You should also note what potential programs to turn to during drug cravings. Some offer excellent nutrition and wellness plans that use healthy eating and exercise to reduce the physical and psychological want or need for a substance. Learning this coping skill is imperative to transitioning back into society, as you will be better prepared to face cravings once you are no longer in drug abuse treatment.
Some treatment programs promote quick sobriety through seemingly impossible means, such as herbal supplements or religious affiliation. When choosing a treatment facility, be wary of questionable claims like, "Shake your drug addiction in one week!" If the advertising sounds too good to be true, the program could potentially be a scam. Instead, look for organizations that include approval and certification from real doctors and health care providers. If a well-known drug abuse therapist or hospital recommends a clinic, for example, it is much more likely that you will have a successful treatment experience there.
Finances are another major part in your treatment program choice. Some facilities accept health insurance like United Healthcare, BlueCross BlueShield, Cigna, Humana and Medicaid. To learn what options are financially feasible for you, call your insurance provider and ask about any programs with which they are connected. Many carriers support in-state assessment, detox and outpatient treatment. Some also partially cover residential or inpatient treatment.

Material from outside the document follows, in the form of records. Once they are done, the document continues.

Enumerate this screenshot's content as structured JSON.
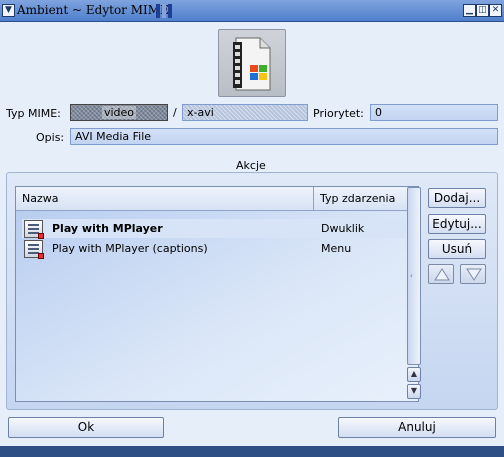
{
  "window": {
    "title": "Ambient ~ Edytor MIME",
    "menu_icon": "menu-triangle-icon",
    "buttons": [
      "iconify-icon",
      "zoom-icon",
      "close-icon"
    ]
  },
  "mime": {
    "label": "Typ MIME:",
    "category": "video",
    "separator": "/",
    "subtype": "x-avi",
    "priority_label": "Priorytet:",
    "priority_value": "0",
    "description_label": "Opis:",
    "description_value": "AVI Media File"
  },
  "actions": {
    "group_title": "Akcje",
    "columns": [
      "Nazwa",
      "Typ zdarzenia"
    ],
    "rows": [
      {
        "name": "Play with MPlayer",
        "type": "Dwuklik"
      },
      {
        "name": "Play with MPlayer (captions)",
        "type": "Menu"
      }
    ],
    "add_label": "Dodaj...",
    "edit_label": "Edytuj...",
    "remove_label": "Usuń"
  },
  "footer": {
    "ok_label": "Ok",
    "cancel_label": "Anuluj"
  },
  "colors": {
    "title_bar": "#5c88d2",
    "field_bg": "#c8d8f4",
    "list_bg": "#c7d8f3"
  }
}
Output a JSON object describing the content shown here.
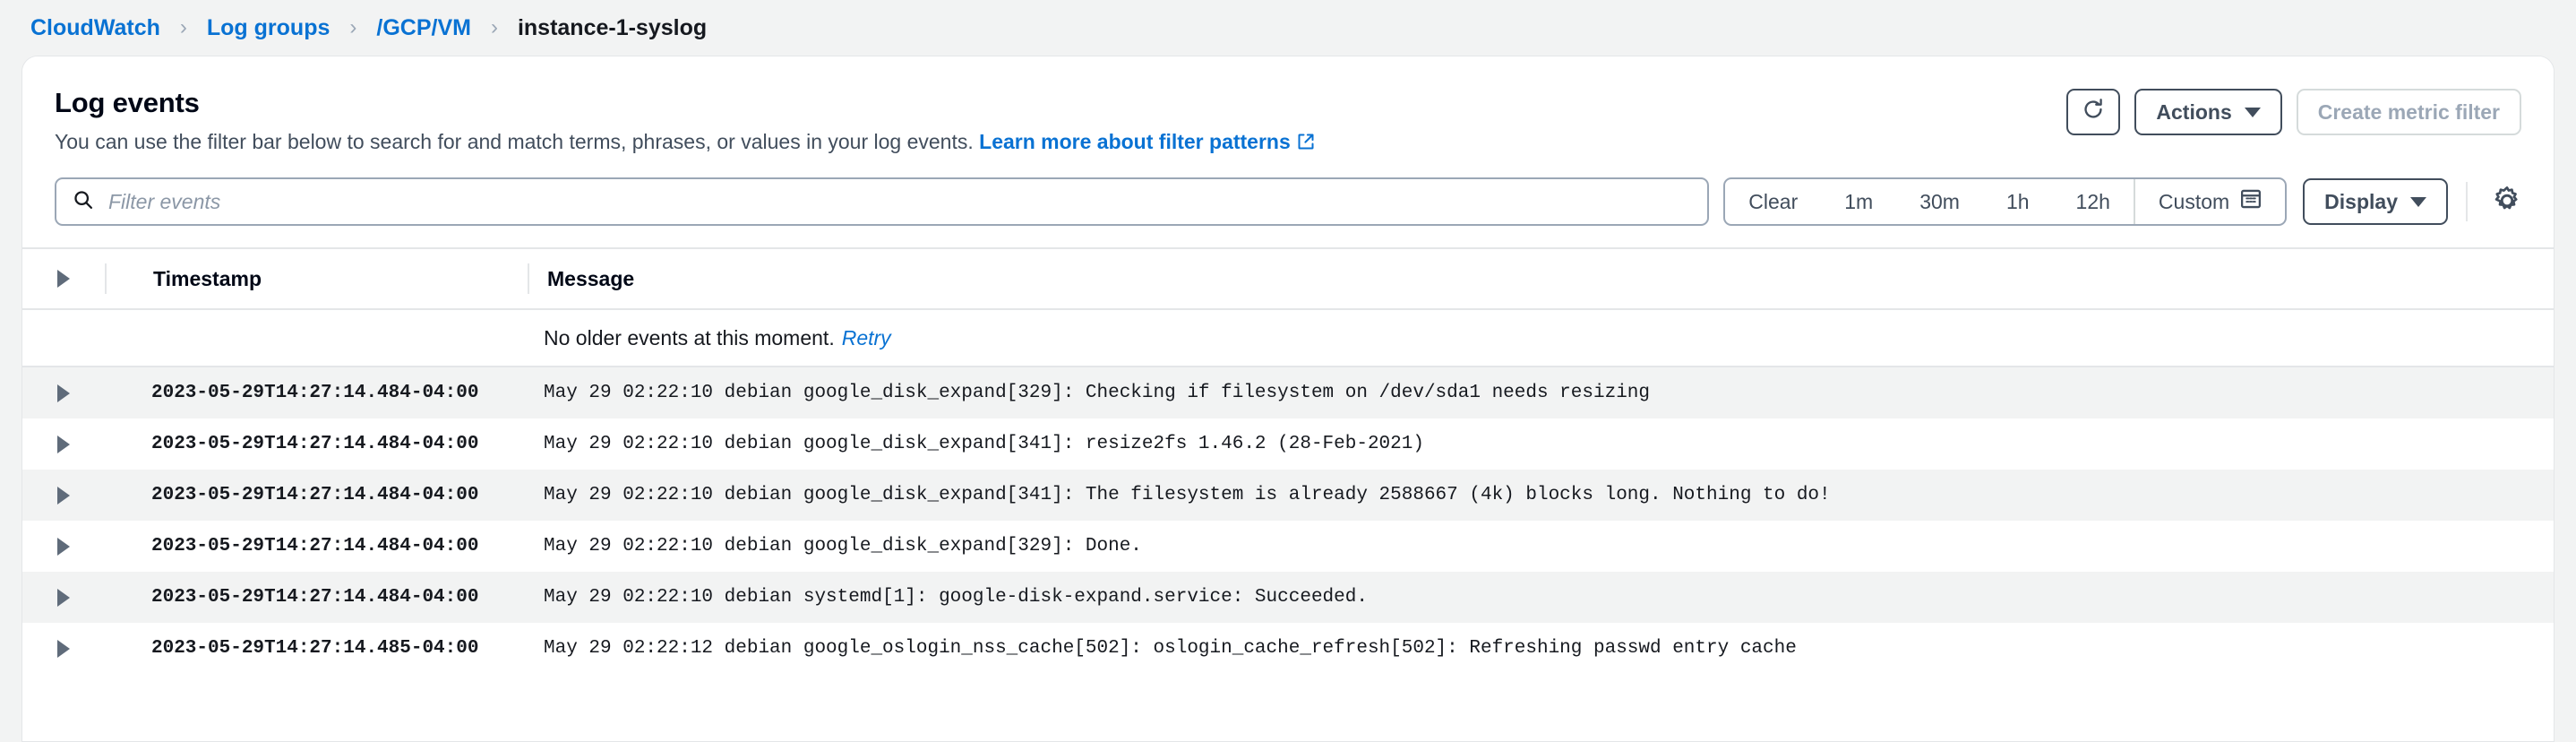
{
  "breadcrumb": {
    "items": [
      {
        "label": "CloudWatch",
        "current": false
      },
      {
        "label": "Log groups",
        "current": false
      },
      {
        "label": "/GCP/VM",
        "current": false
      },
      {
        "label": "instance-1-syslog",
        "current": true
      }
    ],
    "separator": "›"
  },
  "header": {
    "title": "Log events",
    "description_prefix": "You can use the filter bar below to search for and match terms, phrases, or values in your log events. ",
    "learn_more_label": "Learn more about filter patterns",
    "refresh_label": "refresh-icon",
    "actions_label": "Actions",
    "create_metric_filter_label": "Create metric filter",
    "create_metric_filter_disabled": true
  },
  "filter_bar": {
    "search_placeholder": "Filter events",
    "search_value": "",
    "ranges": [
      {
        "label": "Clear"
      },
      {
        "label": "1m"
      },
      {
        "label": "30m"
      },
      {
        "label": "1h"
      },
      {
        "label": "12h"
      },
      {
        "label": "Custom"
      }
    ],
    "display_label": "Display",
    "settings_icon": "gear-icon"
  },
  "table": {
    "columns": {
      "timestamp": "Timestamp",
      "message": "Message"
    },
    "notice": {
      "text": "No older events at this moment.",
      "retry_label": "Retry"
    },
    "rows": [
      {
        "timestamp": "2023-05-29T14:27:14.484-04:00",
        "message": "May 29 02:22:10 debian google_disk_expand[329]: Checking if filesystem on /dev/sda1 needs resizing"
      },
      {
        "timestamp": "2023-05-29T14:27:14.484-04:00",
        "message": "May 29 02:22:10 debian google_disk_expand[341]: resize2fs 1.46.2 (28-Feb-2021)"
      },
      {
        "timestamp": "2023-05-29T14:27:14.484-04:00",
        "message": "May 29 02:22:10 debian google_disk_expand[341]: The filesystem is already 2588667 (4k) blocks long. Nothing to do!"
      },
      {
        "timestamp": "2023-05-29T14:27:14.484-04:00",
        "message": "May 29 02:22:10 debian google_disk_expand[329]: Done."
      },
      {
        "timestamp": "2023-05-29T14:27:14.484-04:00",
        "message": "May 29 02:22:10 debian systemd[1]: google-disk-expand.service: Succeeded."
      },
      {
        "timestamp": "2023-05-29T14:27:14.485-04:00",
        "message": "May 29 02:22:12 debian google_oslogin_nss_cache[502]: oslogin_cache_refresh[502]: Refreshing passwd entry cache"
      }
    ]
  },
  "colors": {
    "link": "#0972d3",
    "text": "#16191f",
    "muted": "#414d5c",
    "row_alt": "#f2f3f3",
    "border": "#e4e6e8"
  }
}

Because drug addiction is considered a disease, major health insurance providers must treat it like any other chronic condition that requires medical treatment. Make a call to the member services phone line at your insurance company and they can explain both in-network and out-of-network coverage for addiction and drug abuse treatment. Be sure to inquire about co-pays and deductibles so you don't receive a surprise bill months after you start a program. If you don't have insurance, you may be able to find outpatient programs like Narcotics Anonymous that offer counseling and meetings for patients at no cost.

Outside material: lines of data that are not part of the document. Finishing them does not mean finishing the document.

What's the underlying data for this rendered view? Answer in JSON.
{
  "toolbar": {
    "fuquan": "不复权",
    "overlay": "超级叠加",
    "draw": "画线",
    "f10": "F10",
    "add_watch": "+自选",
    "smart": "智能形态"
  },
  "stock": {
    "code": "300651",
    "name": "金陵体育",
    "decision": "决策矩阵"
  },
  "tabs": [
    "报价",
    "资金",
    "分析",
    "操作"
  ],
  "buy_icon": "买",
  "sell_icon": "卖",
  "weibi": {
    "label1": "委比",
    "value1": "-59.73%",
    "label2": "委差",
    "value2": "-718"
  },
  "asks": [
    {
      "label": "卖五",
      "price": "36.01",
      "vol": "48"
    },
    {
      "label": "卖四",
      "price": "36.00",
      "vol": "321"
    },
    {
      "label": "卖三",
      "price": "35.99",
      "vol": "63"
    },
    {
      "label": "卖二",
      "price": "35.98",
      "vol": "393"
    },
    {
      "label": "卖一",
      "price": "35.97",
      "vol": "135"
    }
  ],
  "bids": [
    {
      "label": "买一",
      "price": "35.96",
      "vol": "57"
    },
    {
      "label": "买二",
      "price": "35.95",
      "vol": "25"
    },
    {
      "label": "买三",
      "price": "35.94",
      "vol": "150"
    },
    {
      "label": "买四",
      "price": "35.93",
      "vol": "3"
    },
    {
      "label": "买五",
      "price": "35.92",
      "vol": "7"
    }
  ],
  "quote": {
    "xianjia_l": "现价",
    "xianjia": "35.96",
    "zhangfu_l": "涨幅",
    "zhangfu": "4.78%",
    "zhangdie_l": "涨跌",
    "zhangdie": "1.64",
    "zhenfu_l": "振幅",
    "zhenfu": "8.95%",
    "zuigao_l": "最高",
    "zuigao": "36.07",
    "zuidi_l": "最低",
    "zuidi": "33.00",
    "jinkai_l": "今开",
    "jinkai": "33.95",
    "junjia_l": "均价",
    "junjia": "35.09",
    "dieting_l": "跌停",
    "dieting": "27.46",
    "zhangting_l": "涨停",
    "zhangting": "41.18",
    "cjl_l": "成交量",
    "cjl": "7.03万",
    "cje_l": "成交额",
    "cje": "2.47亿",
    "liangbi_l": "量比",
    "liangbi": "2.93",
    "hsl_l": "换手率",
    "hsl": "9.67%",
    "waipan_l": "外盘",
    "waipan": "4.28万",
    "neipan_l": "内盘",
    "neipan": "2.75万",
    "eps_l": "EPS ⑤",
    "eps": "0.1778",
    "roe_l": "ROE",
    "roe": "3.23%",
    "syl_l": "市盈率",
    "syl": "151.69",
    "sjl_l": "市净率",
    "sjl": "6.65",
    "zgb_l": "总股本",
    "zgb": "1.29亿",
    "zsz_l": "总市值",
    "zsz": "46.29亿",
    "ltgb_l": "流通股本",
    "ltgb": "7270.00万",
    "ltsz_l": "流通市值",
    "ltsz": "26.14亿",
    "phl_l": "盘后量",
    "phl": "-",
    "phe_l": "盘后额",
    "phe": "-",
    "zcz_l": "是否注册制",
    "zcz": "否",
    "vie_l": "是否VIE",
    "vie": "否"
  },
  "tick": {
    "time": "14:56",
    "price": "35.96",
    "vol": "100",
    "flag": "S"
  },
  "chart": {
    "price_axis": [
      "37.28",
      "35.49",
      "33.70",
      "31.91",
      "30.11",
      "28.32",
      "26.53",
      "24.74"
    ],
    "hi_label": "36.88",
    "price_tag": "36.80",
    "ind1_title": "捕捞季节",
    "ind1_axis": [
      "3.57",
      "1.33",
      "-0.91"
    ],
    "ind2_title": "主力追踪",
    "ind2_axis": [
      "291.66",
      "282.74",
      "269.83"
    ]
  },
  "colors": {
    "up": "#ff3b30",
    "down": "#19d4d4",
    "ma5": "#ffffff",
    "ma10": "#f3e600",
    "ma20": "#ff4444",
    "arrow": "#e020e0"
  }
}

Drug Abuse Facts
Every illegal use of a drug, from prescription medications to a hit of methamphetamine, creates an addiction risk for the user. One single dose of a club drug, for example, can cause long-term cognitive damage because it changes the chemical makeup of the brain. It is not always the substance that leads to a label of drug abuse. Instead, it is the nature in which the substance is used. For example, you may break a bone and require surgery. You will likely be prescribed some painkillers to promote healing in your body and make you more comfortable. If, however, you find that the medication creates feelings of euphoria so you pretend you need the drug longer than you do in order to get more pills, that is considered drug abuse. It doesn't matter that you have a prescription and the substance is technically legal.
Helping Your Family Cope
You are not the only one affected by your drug abuse. You family and friends may also appreciate going to therapy to learn how to cope with your addiction. Many people attend support meetings or join groups to mingle with others who are close to drug addicts to provide emotional assistance. When you go through treatment, those close to you must also learn to change their mindsets and behaviors to address these changes to the new you. Many patients have to stop associating with some former friends in order to stay away from illicit substances and avoid situations that may trigger drug abuse. Starting a hobby is a good way to meet new people outside of these social circles once you've received treatment.